Work task » Look for "screenshot" in each line of the records, and copy the lines that have it.

Data in this exercise »

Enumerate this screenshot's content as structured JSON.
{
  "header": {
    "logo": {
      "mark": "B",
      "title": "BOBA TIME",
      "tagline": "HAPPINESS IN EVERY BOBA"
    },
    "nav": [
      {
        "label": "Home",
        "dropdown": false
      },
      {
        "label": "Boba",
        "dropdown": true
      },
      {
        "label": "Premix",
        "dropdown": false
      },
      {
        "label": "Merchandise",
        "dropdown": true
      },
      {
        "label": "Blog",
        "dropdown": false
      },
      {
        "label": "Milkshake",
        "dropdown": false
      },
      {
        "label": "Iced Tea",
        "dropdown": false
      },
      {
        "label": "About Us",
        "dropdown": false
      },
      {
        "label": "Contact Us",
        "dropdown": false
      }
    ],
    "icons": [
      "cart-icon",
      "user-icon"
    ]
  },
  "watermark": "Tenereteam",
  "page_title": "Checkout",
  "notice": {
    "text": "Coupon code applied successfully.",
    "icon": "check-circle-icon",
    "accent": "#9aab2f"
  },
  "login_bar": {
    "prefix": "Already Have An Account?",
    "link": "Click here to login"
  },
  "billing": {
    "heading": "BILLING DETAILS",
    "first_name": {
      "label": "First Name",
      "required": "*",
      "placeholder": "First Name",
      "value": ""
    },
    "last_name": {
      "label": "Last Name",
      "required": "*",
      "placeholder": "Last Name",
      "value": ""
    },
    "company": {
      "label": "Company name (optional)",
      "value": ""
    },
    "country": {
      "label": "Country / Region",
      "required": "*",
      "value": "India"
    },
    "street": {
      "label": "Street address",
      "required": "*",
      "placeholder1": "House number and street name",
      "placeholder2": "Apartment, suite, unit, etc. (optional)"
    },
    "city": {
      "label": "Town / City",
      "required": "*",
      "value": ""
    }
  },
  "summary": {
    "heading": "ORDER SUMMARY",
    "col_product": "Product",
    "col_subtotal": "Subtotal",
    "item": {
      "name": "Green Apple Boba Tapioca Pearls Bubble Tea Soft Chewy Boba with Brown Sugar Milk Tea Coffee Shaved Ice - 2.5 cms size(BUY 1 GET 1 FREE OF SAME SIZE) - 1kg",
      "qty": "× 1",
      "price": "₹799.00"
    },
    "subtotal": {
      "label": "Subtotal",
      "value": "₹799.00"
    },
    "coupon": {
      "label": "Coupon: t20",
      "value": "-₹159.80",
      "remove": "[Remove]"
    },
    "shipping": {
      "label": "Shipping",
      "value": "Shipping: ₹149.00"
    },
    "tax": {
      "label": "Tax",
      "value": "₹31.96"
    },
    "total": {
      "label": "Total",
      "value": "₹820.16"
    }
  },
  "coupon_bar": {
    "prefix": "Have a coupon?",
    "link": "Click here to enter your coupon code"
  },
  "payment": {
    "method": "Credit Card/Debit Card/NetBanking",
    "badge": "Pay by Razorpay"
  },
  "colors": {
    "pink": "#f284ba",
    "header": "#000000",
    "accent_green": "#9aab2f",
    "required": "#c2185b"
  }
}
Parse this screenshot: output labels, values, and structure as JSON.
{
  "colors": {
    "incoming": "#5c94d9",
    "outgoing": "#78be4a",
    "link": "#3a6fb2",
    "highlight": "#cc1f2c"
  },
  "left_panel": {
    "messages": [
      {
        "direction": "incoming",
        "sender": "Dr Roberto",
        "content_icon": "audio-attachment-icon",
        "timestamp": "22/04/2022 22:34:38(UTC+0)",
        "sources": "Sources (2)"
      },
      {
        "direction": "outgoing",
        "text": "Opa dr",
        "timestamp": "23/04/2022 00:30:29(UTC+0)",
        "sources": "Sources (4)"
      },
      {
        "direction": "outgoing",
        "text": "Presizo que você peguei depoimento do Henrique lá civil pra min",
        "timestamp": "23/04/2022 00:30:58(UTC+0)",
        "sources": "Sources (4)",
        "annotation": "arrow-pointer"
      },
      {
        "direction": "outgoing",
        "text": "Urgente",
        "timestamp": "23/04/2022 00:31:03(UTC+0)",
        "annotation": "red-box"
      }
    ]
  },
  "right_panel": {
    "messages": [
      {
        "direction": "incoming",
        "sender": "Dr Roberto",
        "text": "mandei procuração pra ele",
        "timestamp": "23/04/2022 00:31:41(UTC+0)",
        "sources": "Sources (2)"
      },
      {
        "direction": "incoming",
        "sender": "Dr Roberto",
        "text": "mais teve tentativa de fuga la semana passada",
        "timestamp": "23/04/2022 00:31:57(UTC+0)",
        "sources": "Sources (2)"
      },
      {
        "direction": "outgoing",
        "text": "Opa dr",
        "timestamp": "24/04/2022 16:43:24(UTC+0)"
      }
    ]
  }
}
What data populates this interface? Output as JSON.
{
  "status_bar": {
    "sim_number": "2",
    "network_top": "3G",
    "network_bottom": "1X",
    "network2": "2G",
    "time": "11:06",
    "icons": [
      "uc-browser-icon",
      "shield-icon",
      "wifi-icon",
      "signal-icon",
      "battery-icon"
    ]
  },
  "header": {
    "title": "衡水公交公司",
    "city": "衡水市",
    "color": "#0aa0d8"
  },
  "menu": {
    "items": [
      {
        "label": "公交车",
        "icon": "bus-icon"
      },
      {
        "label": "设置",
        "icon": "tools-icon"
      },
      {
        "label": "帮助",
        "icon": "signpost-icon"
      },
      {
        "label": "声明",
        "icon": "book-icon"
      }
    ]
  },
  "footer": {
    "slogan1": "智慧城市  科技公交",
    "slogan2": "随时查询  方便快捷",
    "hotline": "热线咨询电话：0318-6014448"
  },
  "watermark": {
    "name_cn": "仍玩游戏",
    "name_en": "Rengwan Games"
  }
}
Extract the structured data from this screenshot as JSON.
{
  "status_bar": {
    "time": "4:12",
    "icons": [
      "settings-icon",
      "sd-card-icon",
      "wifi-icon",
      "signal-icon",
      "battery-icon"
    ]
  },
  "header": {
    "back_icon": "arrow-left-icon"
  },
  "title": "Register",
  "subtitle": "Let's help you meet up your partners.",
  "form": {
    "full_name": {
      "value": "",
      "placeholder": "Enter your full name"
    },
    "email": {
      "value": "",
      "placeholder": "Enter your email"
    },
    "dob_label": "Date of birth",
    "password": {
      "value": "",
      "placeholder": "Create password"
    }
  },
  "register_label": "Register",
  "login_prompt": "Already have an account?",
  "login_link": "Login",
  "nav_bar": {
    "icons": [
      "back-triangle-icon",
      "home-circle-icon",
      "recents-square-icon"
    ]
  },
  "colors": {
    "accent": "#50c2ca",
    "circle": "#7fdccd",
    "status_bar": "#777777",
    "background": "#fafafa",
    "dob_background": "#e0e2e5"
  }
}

Response to this task »
Enumerate this screenshot's content as structured JSON.
Parse this screenshot: output labels, values, and structure as JSON.
Extract the structured data from this screenshot as JSON.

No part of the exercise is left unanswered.